### [Record extracts]
========
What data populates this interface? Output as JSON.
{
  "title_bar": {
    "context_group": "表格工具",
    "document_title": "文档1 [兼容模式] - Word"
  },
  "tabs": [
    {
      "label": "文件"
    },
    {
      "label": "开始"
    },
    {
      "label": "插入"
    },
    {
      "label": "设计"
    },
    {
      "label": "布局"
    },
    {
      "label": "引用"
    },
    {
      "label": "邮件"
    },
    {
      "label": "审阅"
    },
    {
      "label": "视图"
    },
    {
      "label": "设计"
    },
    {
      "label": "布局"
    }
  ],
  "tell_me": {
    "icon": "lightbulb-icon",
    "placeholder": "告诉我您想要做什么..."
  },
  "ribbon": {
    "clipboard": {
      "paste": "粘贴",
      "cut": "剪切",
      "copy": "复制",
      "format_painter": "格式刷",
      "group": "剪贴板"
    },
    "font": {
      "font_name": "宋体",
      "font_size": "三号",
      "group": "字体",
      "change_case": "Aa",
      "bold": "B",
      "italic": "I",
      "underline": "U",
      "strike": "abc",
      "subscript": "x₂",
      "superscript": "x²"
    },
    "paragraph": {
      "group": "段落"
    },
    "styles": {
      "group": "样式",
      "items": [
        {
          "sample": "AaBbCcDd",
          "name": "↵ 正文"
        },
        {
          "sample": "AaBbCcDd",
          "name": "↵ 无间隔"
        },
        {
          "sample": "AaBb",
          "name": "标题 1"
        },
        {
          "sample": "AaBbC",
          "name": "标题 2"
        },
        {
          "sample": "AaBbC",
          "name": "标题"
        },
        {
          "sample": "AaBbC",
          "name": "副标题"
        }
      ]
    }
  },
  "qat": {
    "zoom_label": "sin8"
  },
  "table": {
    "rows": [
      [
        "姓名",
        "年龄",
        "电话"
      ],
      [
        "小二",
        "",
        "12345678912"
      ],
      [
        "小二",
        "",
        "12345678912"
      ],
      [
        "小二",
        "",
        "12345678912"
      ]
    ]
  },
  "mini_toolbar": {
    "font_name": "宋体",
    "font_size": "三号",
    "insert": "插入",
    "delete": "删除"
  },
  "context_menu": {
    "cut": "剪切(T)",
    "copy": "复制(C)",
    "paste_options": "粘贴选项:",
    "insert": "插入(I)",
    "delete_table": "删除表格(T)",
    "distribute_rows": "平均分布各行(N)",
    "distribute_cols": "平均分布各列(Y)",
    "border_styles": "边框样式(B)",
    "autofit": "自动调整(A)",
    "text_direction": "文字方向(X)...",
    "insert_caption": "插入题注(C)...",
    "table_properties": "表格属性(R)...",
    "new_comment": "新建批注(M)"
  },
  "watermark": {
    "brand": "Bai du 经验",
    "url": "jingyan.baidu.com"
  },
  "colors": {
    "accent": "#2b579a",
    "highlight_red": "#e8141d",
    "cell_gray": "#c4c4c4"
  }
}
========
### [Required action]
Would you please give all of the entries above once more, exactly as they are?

### [Response below]
What data populates this interface? Output as JSON.
{
  "title_bar": {
    "context_group": "表格工具",
    "document_title": "文档1 [兼容模式] - Word"
  },
  "tabs": [
    {
      "label": "文件"
    },
    {
      "label": "开始"
    },
    {
      "label": "插入"
    },
    {
      "label": "设计"
    },
    {
      "label": "布局"
    },
    {
      "label": "引用"
    },
    {
      "label": "邮件"
    },
    {
      "label": "审阅"
    },
    {
      "label": "视图"
    },
    {
      "label": "设计"
    },
    {
      "label": "布局"
    }
  ],
  "tell_me": {
    "icon": "lightbulb-icon",
    "placeholder": "告诉我您想要做什么..."
  },
  "ribbon": {
    "clipboard": {
      "paste": "粘贴",
      "cut": "剪切",
      "copy": "复制",
      "format_painter": "格式刷",
      "group": "剪贴板"
    },
    "font": {
      "font_name": "宋体",
      "font_size": "三号",
      "group": "字体",
      "change_case": "Aa",
      "bold": "B",
      "italic": "I",
      "underline": "U",
      "strike": "abc",
      "subscript": "x₂",
      "superscript": "x²"
    },
    "paragraph": {
      "group": "段落"
    },
    "styles": {
      "group": "样式",
      "items": [
        {
          "sample": "AaBbCcDd",
          "name": "↵ 正文"
        },
        {
          "sample": "AaBbCcDd",
          "name": "↵ 无间隔"
        },
        {
          "sample": "AaBb",
          "name": "标题 1"
        },
        {
          "sample": "AaBbC",
          "name": "标题 2"
        },
        {
          "sample": "AaBbC",
          "name": "标题"
        },
        {
          "sample": "AaBbC",
          "name": "副标题"
        }
      ]
    }
  },
  "qat": {
    "zoom_label": "sin8"
  },
  "table": {
    "rows": [
      [
        "姓名",
        "年龄",
        "电话"
      ],
      [
        "小二",
        "",
        "12345678912"
      ],
      [
        "小二",
        "",
        "12345678912"
      ],
      [
        "小二",
        "",
        "12345678912"
      ]
    ]
  },
  "mini_toolbar": {
    "font_name": "宋体",
    "font_size": "三号",
    "insert": "插入",
    "delete": "删除"
  },
  "context_menu": {
    "cut": "剪切(T)",
    "copy": "复制(C)",
    "paste_options": "粘贴选项:",
    "insert": "插入(I)",
    "delete_table": "删除表格(T)",
    "distribute_rows": "平均分布各行(N)",
    "distribute_cols": "平均分布各列(Y)",
    "border_styles": "边框样式(B)",
    "autofit": "自动调整(A)",
    "text_direction": "文字方向(X)...",
    "insert_caption": "插入题注(C)...",
    "table_properties": "表格属性(R)...",
    "new_comment": "新建批注(M)"
  },
  "watermark": {
    "brand": "Bai du 经验",
    "url": "jingyan.baidu.com"
  },
  "colors": {
    "accent": "#2b579a",
    "highlight_red": "#e8141d",
    "cell_gray": "#c4c4c4"
  }
}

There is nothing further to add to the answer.